Top of THE DATA

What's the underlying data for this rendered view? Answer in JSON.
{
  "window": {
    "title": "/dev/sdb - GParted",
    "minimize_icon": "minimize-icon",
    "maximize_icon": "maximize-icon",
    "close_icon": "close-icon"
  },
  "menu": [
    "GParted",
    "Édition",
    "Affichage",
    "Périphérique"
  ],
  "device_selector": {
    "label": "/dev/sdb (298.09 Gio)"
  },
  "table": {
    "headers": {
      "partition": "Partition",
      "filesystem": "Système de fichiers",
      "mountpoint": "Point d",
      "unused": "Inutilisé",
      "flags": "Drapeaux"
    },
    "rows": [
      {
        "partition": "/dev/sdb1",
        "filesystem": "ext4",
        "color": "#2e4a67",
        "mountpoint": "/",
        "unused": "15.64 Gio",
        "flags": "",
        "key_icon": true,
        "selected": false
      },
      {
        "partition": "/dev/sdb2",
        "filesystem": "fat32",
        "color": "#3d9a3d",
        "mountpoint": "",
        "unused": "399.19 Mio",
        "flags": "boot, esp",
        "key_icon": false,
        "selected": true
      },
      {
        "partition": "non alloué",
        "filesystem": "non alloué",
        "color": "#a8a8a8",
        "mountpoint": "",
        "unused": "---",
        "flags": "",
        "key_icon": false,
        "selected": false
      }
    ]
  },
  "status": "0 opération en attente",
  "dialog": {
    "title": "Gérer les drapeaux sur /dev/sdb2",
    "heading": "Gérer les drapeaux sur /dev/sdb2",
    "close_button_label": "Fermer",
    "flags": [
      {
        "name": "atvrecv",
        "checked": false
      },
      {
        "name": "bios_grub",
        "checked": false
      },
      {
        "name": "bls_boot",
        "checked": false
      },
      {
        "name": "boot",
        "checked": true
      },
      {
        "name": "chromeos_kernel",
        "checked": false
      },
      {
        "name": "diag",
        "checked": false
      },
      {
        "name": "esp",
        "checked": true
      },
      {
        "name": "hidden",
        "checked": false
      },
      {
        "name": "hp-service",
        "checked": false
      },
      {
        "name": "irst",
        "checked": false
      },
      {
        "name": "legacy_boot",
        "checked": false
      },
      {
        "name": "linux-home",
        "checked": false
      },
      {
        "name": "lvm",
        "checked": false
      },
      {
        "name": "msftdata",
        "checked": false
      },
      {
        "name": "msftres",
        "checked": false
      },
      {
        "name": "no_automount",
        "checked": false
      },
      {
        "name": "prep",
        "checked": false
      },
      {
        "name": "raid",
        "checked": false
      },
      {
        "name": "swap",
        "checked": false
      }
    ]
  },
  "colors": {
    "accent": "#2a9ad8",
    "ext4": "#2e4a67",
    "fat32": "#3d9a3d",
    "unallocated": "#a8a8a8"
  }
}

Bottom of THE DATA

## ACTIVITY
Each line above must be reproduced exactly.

## REPLY TO THE EXERCISE
What's the underlying data for this rendered view? Answer in JSON.
{
  "window": {
    "title": "/dev/sdb - GParted",
    "minimize_icon": "minimize-icon",
    "maximize_icon": "maximize-icon",
    "close_icon": "close-icon"
  },
  "menu": [
    "GParted",
    "Édition",
    "Affichage",
    "Périphérique"
  ],
  "device_selector": {
    "label": "/dev/sdb (298.09 Gio)"
  },
  "table": {
    "headers": {
      "partition": "Partition",
      "filesystem": "Système de fichiers",
      "mountpoint": "Point d",
      "unused": "Inutilisé",
      "flags": "Drapeaux"
    },
    "rows": [
      {
        "partition": "/dev/sdb1",
        "filesystem": "ext4",
        "color": "#2e4a67",
        "mountpoint": "/",
        "unused": "15.64 Gio",
        "flags": "",
        "key_icon": true,
        "selected": false
      },
      {
        "partition": "/dev/sdb2",
        "filesystem": "fat32",
        "color": "#3d9a3d",
        "mountpoint": "",
        "unused": "399.19 Mio",
        "flags": "boot, esp",
        "key_icon": false,
        "selected": true
      },
      {
        "partition": "non alloué",
        "filesystem": "non alloué",
        "color": "#a8a8a8",
        "mountpoint": "",
        "unused": "---",
        "flags": "",
        "key_icon": false,
        "selected": false
      }
    ]
  },
  "status": "0 opération en attente",
  "dialog": {
    "title": "Gérer les drapeaux sur /dev/sdb2",
    "heading": "Gérer les drapeaux sur /dev/sdb2",
    "close_button_label": "Fermer",
    "flags": [
      {
        "name": "atvrecv",
        "checked": false
      },
      {
        "name": "bios_grub",
        "checked": false
      },
      {
        "name": "bls_boot",
        "checked": false
      },
      {
        "name": "boot",
        "checked": true
      },
      {
        "name": "chromeos_kernel",
        "checked": false
      },
      {
        "name": "diag",
        "checked": false
      },
      {
        "name": "esp",
        "checked": true
      },
      {
        "name": "hidden",
        "checked": false
      },
      {
        "name": "hp-service",
        "checked": false
      },
      {
        "name": "irst",
        "checked": false
      },
      {
        "name": "legacy_boot",
        "checked": false
      },
      {
        "name": "linux-home",
        "checked": false
      },
      {
        "name": "lvm",
        "checked": false
      },
      {
        "name": "msftdata",
        "checked": false
      },
      {
        "name": "msftres",
        "checked": false
      },
      {
        "name": "no_automount",
        "checked": false
      },
      {
        "name": "prep",
        "checked": false
      },
      {
        "name": "raid",
        "checked": false
      },
      {
        "name": "swap",
        "checked": false
      }
    ]
  },
  "colors": {
    "accent": "#2a9ad8",
    "ext4": "#2e4a67",
    "fat32": "#3d9a3d",
    "unallocated": "#a8a8a8"
  }
}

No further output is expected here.